Exercise requirements: Lines with the word "Kasse" are the ones wanted. Copy each of them from the entries below.

== Segment start ==

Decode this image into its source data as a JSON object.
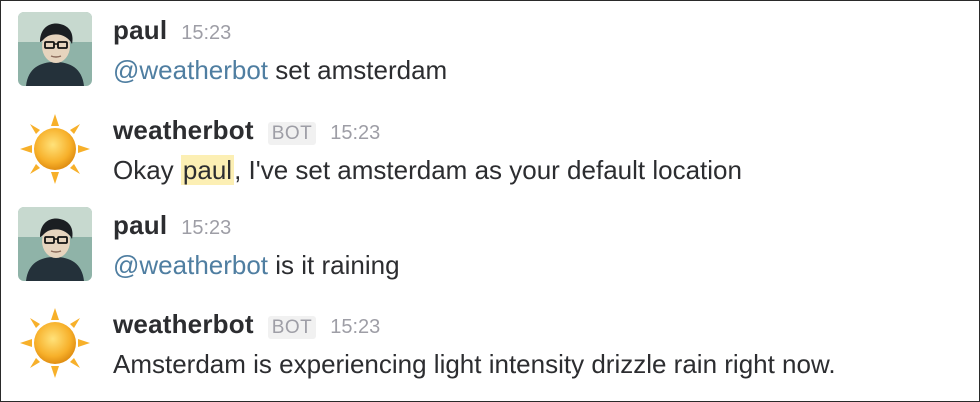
{
  "messages": [
    {
      "author": "paul",
      "time": "15:23",
      "mention": "@weatherbot",
      "text": " set amsterdam"
    },
    {
      "author": "weatherbot",
      "badge": "BOT",
      "time": "15:23",
      "text_pre": "Okay ",
      "highlight": "paul",
      "text_post": ", I've set amsterdam as your default location"
    },
    {
      "author": "paul",
      "time": "15:23",
      "mention": "@weatherbot",
      "text": " is it raining"
    },
    {
      "author": "weatherbot",
      "badge": "BOT",
      "time": "15:23",
      "text": "Amsterdam is experiencing light intensity drizzle rain right now."
    }
  ],
  "icons": {
    "user_avatar": "person-photo-avatar",
    "bot_avatar": "sun-icon"
  },
  "colors": {
    "mention": "#4f7ea1",
    "highlight": "#fcefb4",
    "name": "#2c2d30",
    "meta": "#9e9ea6"
  }
}
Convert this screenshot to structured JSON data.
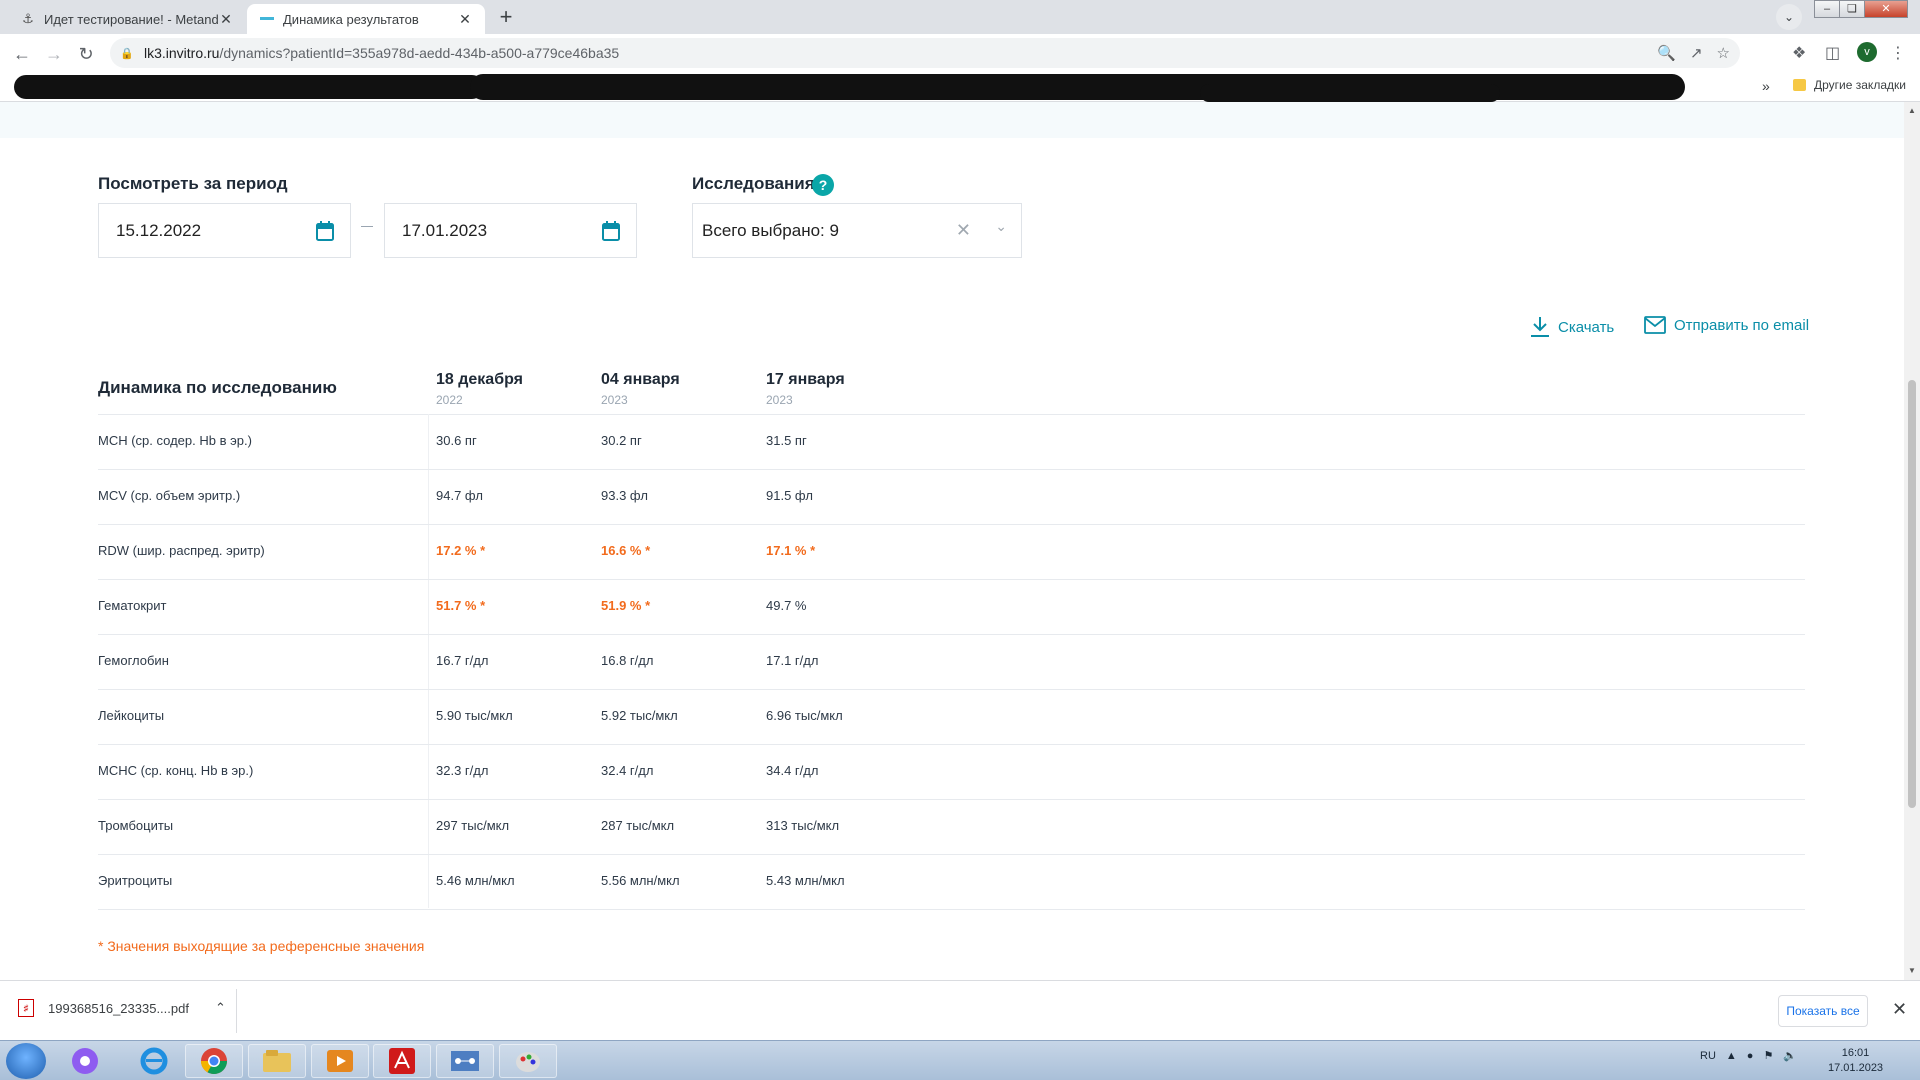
{
  "browser": {
    "tabs": [
      {
        "title": "Идет тестирование! - Metandien",
        "active": false
      },
      {
        "title": "Динамика результатов",
        "active": true
      }
    ],
    "url_host": "lk3.invitro.ru",
    "url_path": "/dynamics?patientId=355a978d-aedd-434b-a500-a779ce46ba35",
    "avatar_letter": "v",
    "bookmarks_other": "Другие закладки",
    "bookmarks_more": "»"
  },
  "filters": {
    "period_label": "Посмотреть за период",
    "date_from": "15.12.2022",
    "date_to": "17.01.2023",
    "studies_label": "Исследования",
    "help_symbol": "?",
    "studies_value": "Всего выбрано: 9"
  },
  "actions": {
    "download": "Скачать",
    "email": "Отправить по email"
  },
  "table": {
    "title": "Динамика по исследованию",
    "columns": [
      {
        "date": "18 декабря",
        "year": "2022"
      },
      {
        "date": "04 января",
        "year": "2023"
      },
      {
        "date": "17 января",
        "year": "2023"
      }
    ],
    "rows": [
      {
        "name": "MCH (ср. содер. Hb в эр.)",
        "values": [
          "30.6 пг",
          "30.2 пг",
          "31.5 пг"
        ],
        "abnormal": [
          false,
          false,
          false
        ]
      },
      {
        "name": "MCV (ср. объем эритр.)",
        "values": [
          "94.7 фл",
          "93.3 фл",
          "91.5 фл"
        ],
        "abnormal": [
          false,
          false,
          false
        ]
      },
      {
        "name": "RDW (шир. распред. эритр)",
        "values": [
          "17.2 % *",
          "16.6 % *",
          "17.1 % *"
        ],
        "abnormal": [
          true,
          true,
          true
        ]
      },
      {
        "name": "Гематокрит",
        "values": [
          "51.7 % *",
          "51.9 % *",
          "49.7 %"
        ],
        "abnormal": [
          true,
          true,
          false
        ]
      },
      {
        "name": "Гемоглобин",
        "values": [
          "16.7 г/дл",
          "16.8 г/дл",
          "17.1 г/дл"
        ],
        "abnormal": [
          false,
          false,
          false
        ]
      },
      {
        "name": "Лейкоциты",
        "values": [
          "5.90 тыс/мкл",
          "5.92 тыс/мкл",
          "6.96 тыс/мкл"
        ],
        "abnormal": [
          false,
          false,
          false
        ]
      },
      {
        "name": "MCHC (ср. конц. Hb в эр.)",
        "values": [
          "32.3 г/дл",
          "32.4 г/дл",
          "34.4 г/дл"
        ],
        "abnormal": [
          false,
          false,
          false
        ]
      },
      {
        "name": "Тромбоциты",
        "values": [
          "297 тыс/мкл",
          "287 тыс/мкл",
          "313 тыс/мкл"
        ],
        "abnormal": [
          false,
          false,
          false
        ]
      },
      {
        "name": "Эритроциты",
        "values": [
          "5.46 млн/мкл",
          "5.56 млн/мкл",
          "5.43 млн/мкл"
        ],
        "abnormal": [
          false,
          false,
          false
        ]
      }
    ],
    "footnote": "* Значения выходящие за референсные значения"
  },
  "downloads": {
    "file": "199368516_23335....pdf",
    "show_all": "Показать все"
  },
  "taskbar": {
    "lang": "RU",
    "time": "16:01",
    "date": "17.01.2023"
  },
  "colors": {
    "accent": "#0a8ea8",
    "help_badge": "#0aa6a8",
    "abnormal": "#f26b1d"
  }
}
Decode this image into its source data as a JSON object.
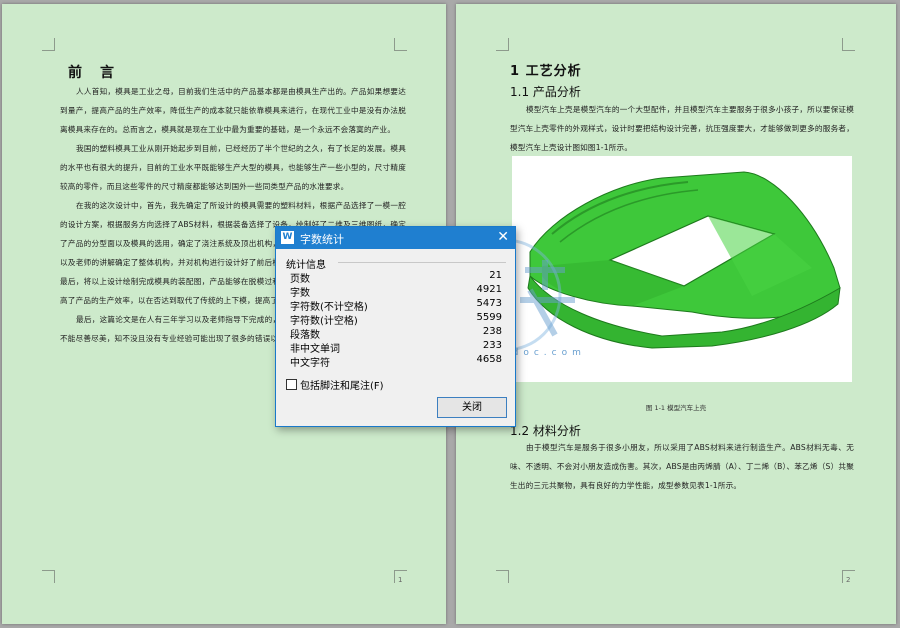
{
  "left_page": {
    "heading": "前　言",
    "paragraphs": [
      "人人首知，模具是工业之母，目前我们生活中的产品基本都是由模具生产出的。产品如果想要达到量产，提高产品的生产效率，降低生产的成本就只能依靠模具来进行，在现代工业中是没有办法脱离模具来存在的。总而言之，模具就是现在工业中最为重要的基础，是一个永远不会落寞的产业。",
      "我国的塑料模具工业从刚开始起步到目前，已经经历了半个世纪的之久，有了长足的发展。模具的水平也有很大的提升，目前的工业水平既能够生产大型的模具，也能够生产一些小型的，尺寸精度较高的零件，而且这些零件的尺寸精度都能够达到国外一些同类型产品的水准要求。",
      "在我的这次设计中，首先，我先确定了所设计的模具需要的塑料材料，根据产品选择了一模一腔的设计方案，根据服务方向选择了ABS材料，根据装备选择了设备，绘制好了二维及三维图纸，确定了产品的分型面以及模具的选用，确定了浇注系统及顶出机构，进行了注塑机的选用，根据书本知识以及老师的讲解确定了整体机构，并对机构进行设计好了前后模冷却水路设计以及热流道浇注系统；最后，将以上设计绘制完成模具的装配图，产品能够在脱模过程中更好的脱模，利用滑块的设计，提高了产品的生产效率，以在否达到取代了传统的上下模，提高了产品的生产效率。",
      "最后，这篇论文是在人有三年学习以及老师指导下完成的，设计中难免会有一些不足之处，加之不能尽善尽美，知不没且没有专业经验可能出现了很多的错误以及不足，还请各位老师批评指正。"
    ],
    "page_number": "1"
  },
  "right_page": {
    "h1": "1  工艺分析",
    "h2_1": "1.1  产品分析",
    "para1": "模型汽车上壳是模型汽车的一个大型配件，并且模型汽车主要服务于很多小孩子，所以要保证模型汽车上壳零件的外观样式，设计时要把结构设计完善，抗压强度要大，才能够做到更多的服务者，模型汽车上壳设计图如图1-1所示。",
    "figure_caption": "图 1-1 模型汽车上壳",
    "h2_2": "1.2  材料分析",
    "para2": "由于模型汽车是服务于很多小朋友，所以采用了ABS材料来进行制造生产。ABS材料无毒、无味、不透明、不会对小朋友造成伤害。其次，ABS是由丙烯腈（A）、丁二烯（B）、苯乙烯（S）共聚生出的三元共聚物，具有良好的力学性能，成型参数见表1-1所示。",
    "page_number": "2"
  },
  "watermark": {
    "logo_text": "人人文库",
    "url_text": "www.renrendoc.com"
  },
  "dialog": {
    "title": "字数统计",
    "group_label": "统计信息",
    "stats": [
      {
        "label": "页数",
        "value": "21"
      },
      {
        "label": "字数",
        "value": "4921"
      },
      {
        "label": "字符数(不计空格)",
        "value": "5473"
      },
      {
        "label": "字符数(计空格)",
        "value": "5599"
      },
      {
        "label": "段落数",
        "value": "238"
      },
      {
        "label": "非中文单词",
        "value": "233"
      },
      {
        "label": "中文字符",
        "value": "4658"
      }
    ],
    "checkbox_label": "包括脚注和尾注(F)",
    "checkbox_checked": false,
    "close_button": "关闭",
    "close_x": "✕",
    "app_icon": "W"
  },
  "colors": {
    "page_background": "#cdeacb",
    "workspace": "#a9a9a9",
    "dialog_titlebar": "#1f7fd0",
    "car_green": "#3ec83a"
  }
}
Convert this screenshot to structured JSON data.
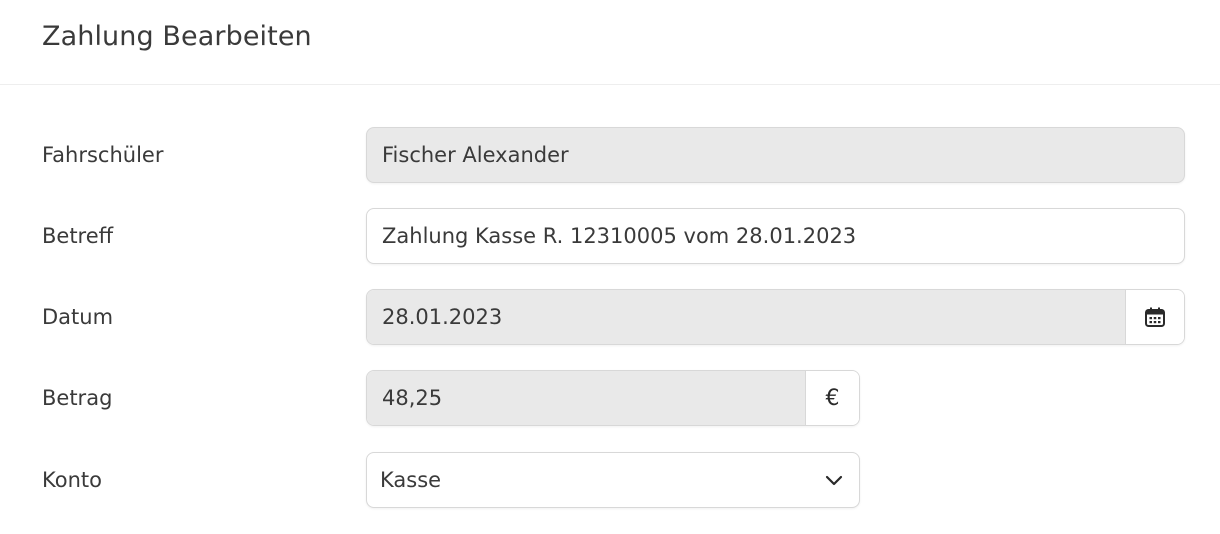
{
  "header": {
    "title": "Zahlung Bearbeiten"
  },
  "form": {
    "student": {
      "label": "Fahrschüler",
      "value": "Fischer Alexander"
    },
    "subject": {
      "label": "Betreff",
      "value": "Zahlung Kasse R. 12310005 vom 28.01.2023"
    },
    "date": {
      "label": "Datum",
      "value": "28.01.2023",
      "addon_icon": "calendar-icon"
    },
    "amount": {
      "label": "Betrag",
      "value": "48,25",
      "currency": "€"
    },
    "account": {
      "label": "Konto",
      "value": "Kasse",
      "dropdown_icon": "chevron-down-icon"
    }
  }
}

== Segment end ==

Response box:
      "value": "Zahlung Kasse R. 12310005 vom 28.01.2023"
      "value": "Kasse",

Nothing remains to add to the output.